BTN LiveBIG: Project SEALED brightening smiles in Iowa
In the spring of 2012, Iowa provost P. Barry Butler announced a strategic plan under the pillar, “Better Futures for Iowans.” The initiative invited proposals for how to delegate funding for the project. Faculty and staff submitted 28 applications, of which 13 were selected.
One of the selected applications came from the University of Iowa College of Dentistry & Dental Clinics and Dan Caplan, Head of the Department of Preventative & Community Dentistry in school. Dean David Johnsen told Caplan he wanted the College of Dentistry to submit at least one application for consideration. When the idea, Project SEALED (Service, Engagement and LifeCareer Education), came to fruition, Caplan took the lead.

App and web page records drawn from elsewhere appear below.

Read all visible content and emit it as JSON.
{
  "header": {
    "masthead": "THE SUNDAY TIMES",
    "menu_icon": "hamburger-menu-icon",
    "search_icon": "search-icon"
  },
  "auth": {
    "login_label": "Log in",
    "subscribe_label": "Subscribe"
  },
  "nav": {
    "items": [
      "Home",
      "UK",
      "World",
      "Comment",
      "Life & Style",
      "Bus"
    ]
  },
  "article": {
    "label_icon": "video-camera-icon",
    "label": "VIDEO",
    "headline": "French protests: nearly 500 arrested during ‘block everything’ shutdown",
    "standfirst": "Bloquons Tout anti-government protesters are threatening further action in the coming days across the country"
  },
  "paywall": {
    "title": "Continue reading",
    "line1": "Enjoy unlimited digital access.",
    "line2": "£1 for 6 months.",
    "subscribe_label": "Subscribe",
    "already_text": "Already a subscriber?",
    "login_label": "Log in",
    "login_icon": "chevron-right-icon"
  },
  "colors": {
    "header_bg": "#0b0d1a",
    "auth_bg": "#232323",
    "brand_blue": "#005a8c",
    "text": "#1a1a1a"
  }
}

The program is a partnership between the UI College of Dentistry and Allamakee County, Iowa, which involves two parts. First, third-year dental students come to Allamakee County School District schools to educate the younger students on the prospect of dental careers. For the second part, UI dental students provide hands-on dental care to the children. Clinics are set up at Waukon High School and Postville High School. Students taught come from Waukon Junior High, Postville Junior High and Postville Elementary. Students treated come from Head Start, Pre-School and grades K-12.
The frequency of dental care in rural Iowa is not up to bar with the more urban and suburban areas of the state. Project SEALED brings an oral care service, while the children also get to learn from up-and-coming dental individuals at Iowa.
“I was contacted by the Allamakee County Board of Health. They said their county has a lot of kids that don’t have access to health care,” Caplan says. “I thought about it for awhile. We didn’t really know anything that came to the top of our head, then we heard about this funding from the provost for projects.”
From an educational side, Project SEALED adds a new dimension to the UI School of Dentistry. Students can both go out into the field and feel like they are a necessary form of health care and education to children.
“One of the most important things is it gets them out of the dental school environment,” Caplan says of the UI students. “The only patients they see are the ones at the dental school. They get kind of used to the equipment and atmosphere here. It’s different to use portable equipment and our own supplies in a different environment and setting.”
Project SEALED’s origin called for a two-year plan. The pilot year consisted of students making trips to Allamakee in December 2012 and May 2013. Each trip featured ten volunteers at one location over a class break period.
The success of the first test case led to an increased presence in 2013-2014. Participating in Project SEALED became mandatory for third-year dental students. With about 80 students in each class, the students’ participation was spread over four trips (about 20 students per trip) in October, December, March and May. The students were accompanied by faculty and staff members. Portable equipment was used to set up clinics in two schools.
Project SEALED has changed the dynamic of dental care in the region. According to Dan Caplan, who said he received verbal support for the program from a local dentist, Project SEALED has accounted for 693 visits from 564 individual patients.
While the dental care provided is remote with portable equipment, Caplan insists the care is compatible with care provided in Iowa City.
“If there has been any concern, it hasn’t been expressed to me,” he says. “Really there’s no different there than there is at the dental school. The dental students who are up there are all observed by faculty.”
During trips, UI students practically go back to their precollege days. Interactions go beyond the dentist’s chair and classroom. The two partners mingle even during their breaks.
“What’s kind of neat is our lunches are all in the school, so the dental students are interacting with the children,” Caplan says. “We wear scrubs so they recognize we’re different than them. We eat the same food as them. We walk through the line and get a tray and milk like them. And some of the kids are interested, so they talk to us about what we do.”
Caplan appreciates the acceptance the schools have provided for him and his students. The school district has opened its classrooms to him and helped provide equipment and storage space. The mutual relationship is budding.
For the students, the experience also serves as a form of cultural education.
“Some of them aren’t from small towns and haven’t spent time in small towns before. Some are from small towns and won’t to go back and work in a small town. It makes them feel at home,” Caplan says.
Regardless of where the students come home, Project SEALED serves as a bridge between the big university and the small towns of the state of Iowa. Caplan says the programs plan to direct a third year similar to the second year. Third-year dental students will again take part in the program, bringing the same types of services, which include exams, oral hygiene education, cleanings, dental sealants and fluoride varnish applications. If funds suffice, radiographs (X-rays) may be added to Project SEALED.